The “Yanai Report” on Art. 9, Part 2.

Continuing from the last posting, this segment reviews the substance of Part I and Part II of the report, with particular emphasis on Part I. It will be recalled that Part I was entitled “The National Security Environment of Japan and the Need for a Reconstruction of the Legal Foundation”.

Part I, section 1

It begins by establishing the premise that it is necessary for the national security policy of Japan to adapt to changes in the international environment. Moving from that premise, the report then establishes that as a country governed by the rule of law, the national security policy must be constructed on a foundation of clearly defined laws. However, it argues that this foundation must constantly be re-examined so as to accord with the reality of shifts in the national security threats. It asserts that while the legal foundation as it now exists is based in part on the Constitution, it also reflects the historical reality, both in political and in strategic terms, that existed at the time of its formation. Since those circumstances have changed, it is appropriate to re-examine and reform the legal foundation to ensure it complies with today’s realities.

This conclusion is followed by several qualifiers, regarding the degree of change in the threat environment that makes such reform necessary, and the assertion that “it goes without saying that the interpretation of law cannot simply be a convenience to be adjusted in conformity with the circumstances. But nor does it mean that looked at legally, the interpretation that has been maintained until now is the only possible rational interpretation.” It then goes on to criticize the government interpretation of Art. 9 as being excessively complicated and inconsistent with international law.Read more…

Japanese MP Questions the Causes of 9/11

I only recently submbled upon this video of a segment of the debate in the Japanese Diet in January, in which Fujita Yukihisa, a member of the official opposition, interrogated the government on the validity of American claims that Al Qaeda was the perpetrator of the 9/11 attacks on New York and Washington.

To put this in context, there was intense debate in the Japanese Diet in January, 2008, over the renewal of the Anti-Terrorism Special Measures Law (ATSML), which was the authority for the Japanese Self-Defence Forces (SDF) to provide logistical and humanitarian support for ISAF operations in Afghanistan. The Democratic Party of Japan (DPJ) was opposed to a renewal of the law, in part because there was evidence that the SDF had provided support to U.S. forces involved in operations in Iraq. Ozawa Ichiro, leader of the DPJ, has also taken the position that operations in Afghanistan constitute collective self-defence operations not authorized by the U.N., and thus Japanese participation or support of such operations are a violation of Article 9 of the Constitution (Ozawa’s legal interpretation in this regard is flawed on a number of levels. My view on this can be found here).

It was in the context of those debates that Fujita mounted a focused interrogation on the legitimacy of the government’s characterization of 9/11. The English sub-titled video can be accessed below:

There are 8 episodes of this debate, and the other 7 can be found at here.

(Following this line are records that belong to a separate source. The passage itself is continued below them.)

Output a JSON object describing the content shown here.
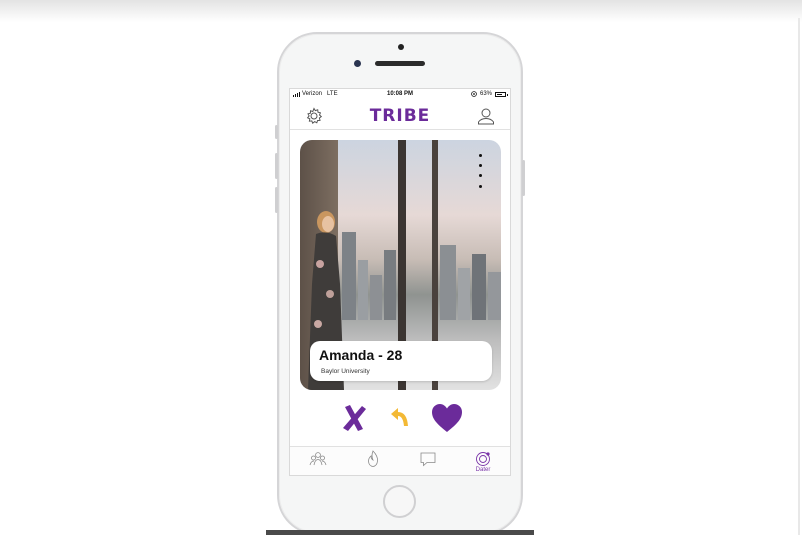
{
  "status_bar": {
    "carrier": "Verizon",
    "network": "LTE",
    "time": "10:08 PM",
    "battery": "63%"
  },
  "header": {
    "logo": "TRIBE"
  },
  "profile": {
    "name_age": "Amanda - 28",
    "school": "Baylor University"
  },
  "actions": [
    "x-icon",
    "undo-arrow-icon",
    "heart-icon"
  ],
  "tabs": [
    {
      "icon": "group-icon",
      "label": ""
    },
    {
      "icon": "flame-icon",
      "label": ""
    },
    {
      "icon": "chat-icon",
      "label": ""
    },
    {
      "icon": "refresh-icon",
      "label": "Dater"
    }
  ],
  "colors": {
    "brand": "#6b2b9a",
    "undo": "#f3b935",
    "active_tab": "#7a35a8"
  }
}
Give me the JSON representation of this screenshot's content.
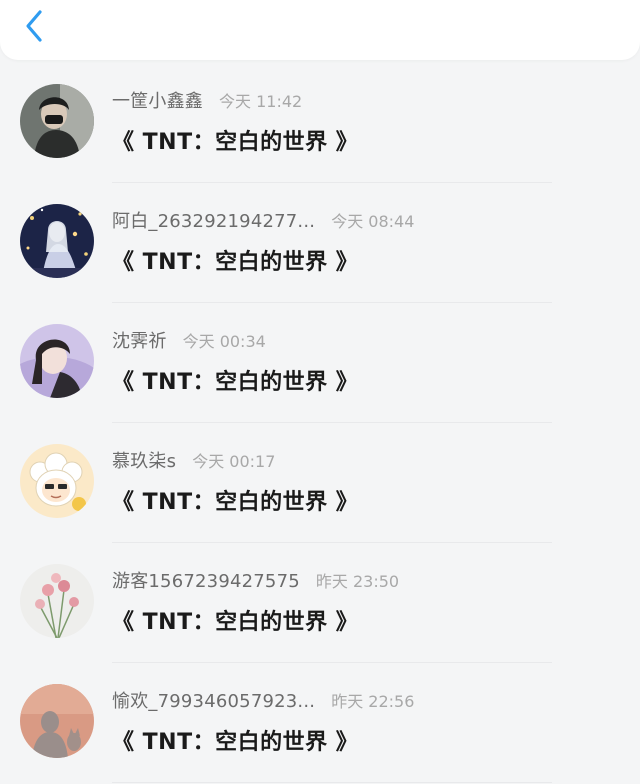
{
  "header": {
    "back_icon": "chevron-left-icon",
    "accent_color": "#2f9cf0"
  },
  "comments": [
    {
      "username": "一筐小鑫鑫",
      "time": "今天 11:42",
      "text": "《 TNT：空白的世界 》"
    },
    {
      "username": "阿白_263292194277...",
      "time": "今天 08:44",
      "text": "《 TNT：空白的世界 》"
    },
    {
      "username": "沈霁祈",
      "time": "今天 00:34",
      "text": "《 TNT：空白的世界 》"
    },
    {
      "username": "慕玖柒s",
      "time": "今天 00:17",
      "text": "《 TNT：空白的世界 》"
    },
    {
      "username": "游客1567239427575",
      "time": "昨天 23:50",
      "text": "《 TNT：空白的世界 》"
    },
    {
      "username": "愉欢_799346057923...",
      "time": "昨天 22:56",
      "text": "《 TNT：空白的世界 》"
    }
  ]
}
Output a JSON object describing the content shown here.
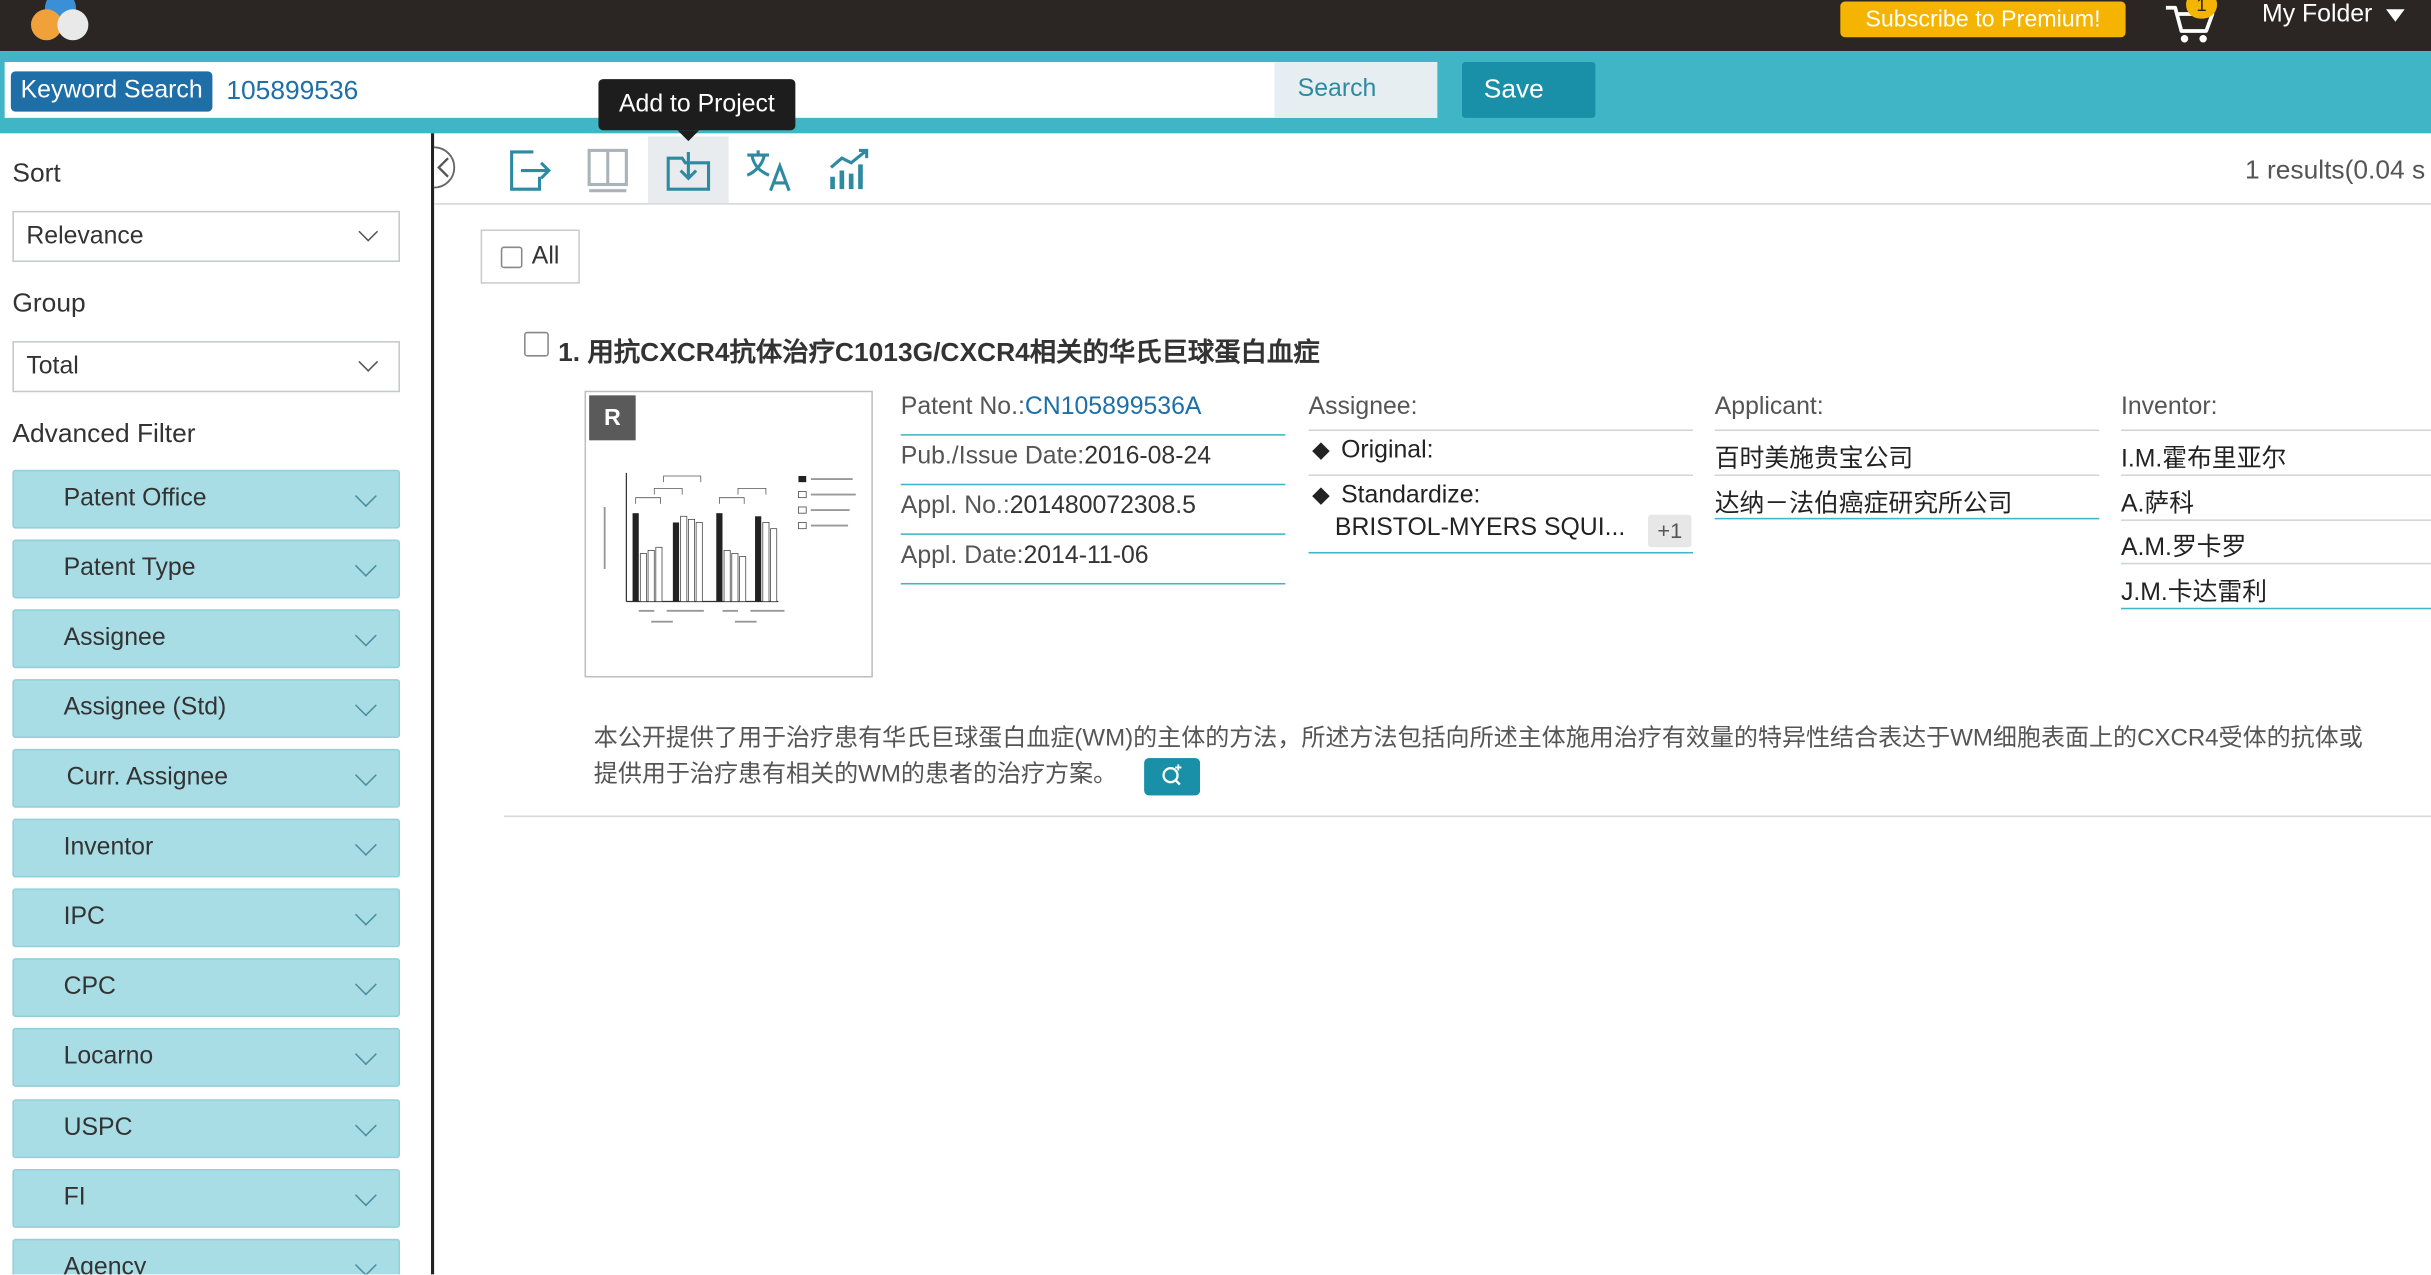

While the questioning begins with some reasonable lines regarding the distinction between treating 9/11 as a criminal act or an act of war, and the sources of the government’s information regarding the Japanese fatalities in the attacks, by the third episode in the recordings here, Fujita begins presenting “evidence” from conspiracy theory sources to suggest that the damage to the Pentagon could not have been caused by a commercial airliner. It develops into a full-blown questioning of whether Al Qaeda was in fact the perpetrators of the attacks.

The DPJ had a range of very legitimate grounds upon which to object to the extension of the ATSML. It is hard to understand such recourse to conspiracy theories, which can only have undermined the credibility of their entire position on the law. The fundamental issue at stake was the constitutionality of Japan’s participation in collective self-defence and collective secuity operations in general, and the operations in Afghanistan in particular. Fringe theories about the causes of 9/11 are entirely beside the point and counter-productive.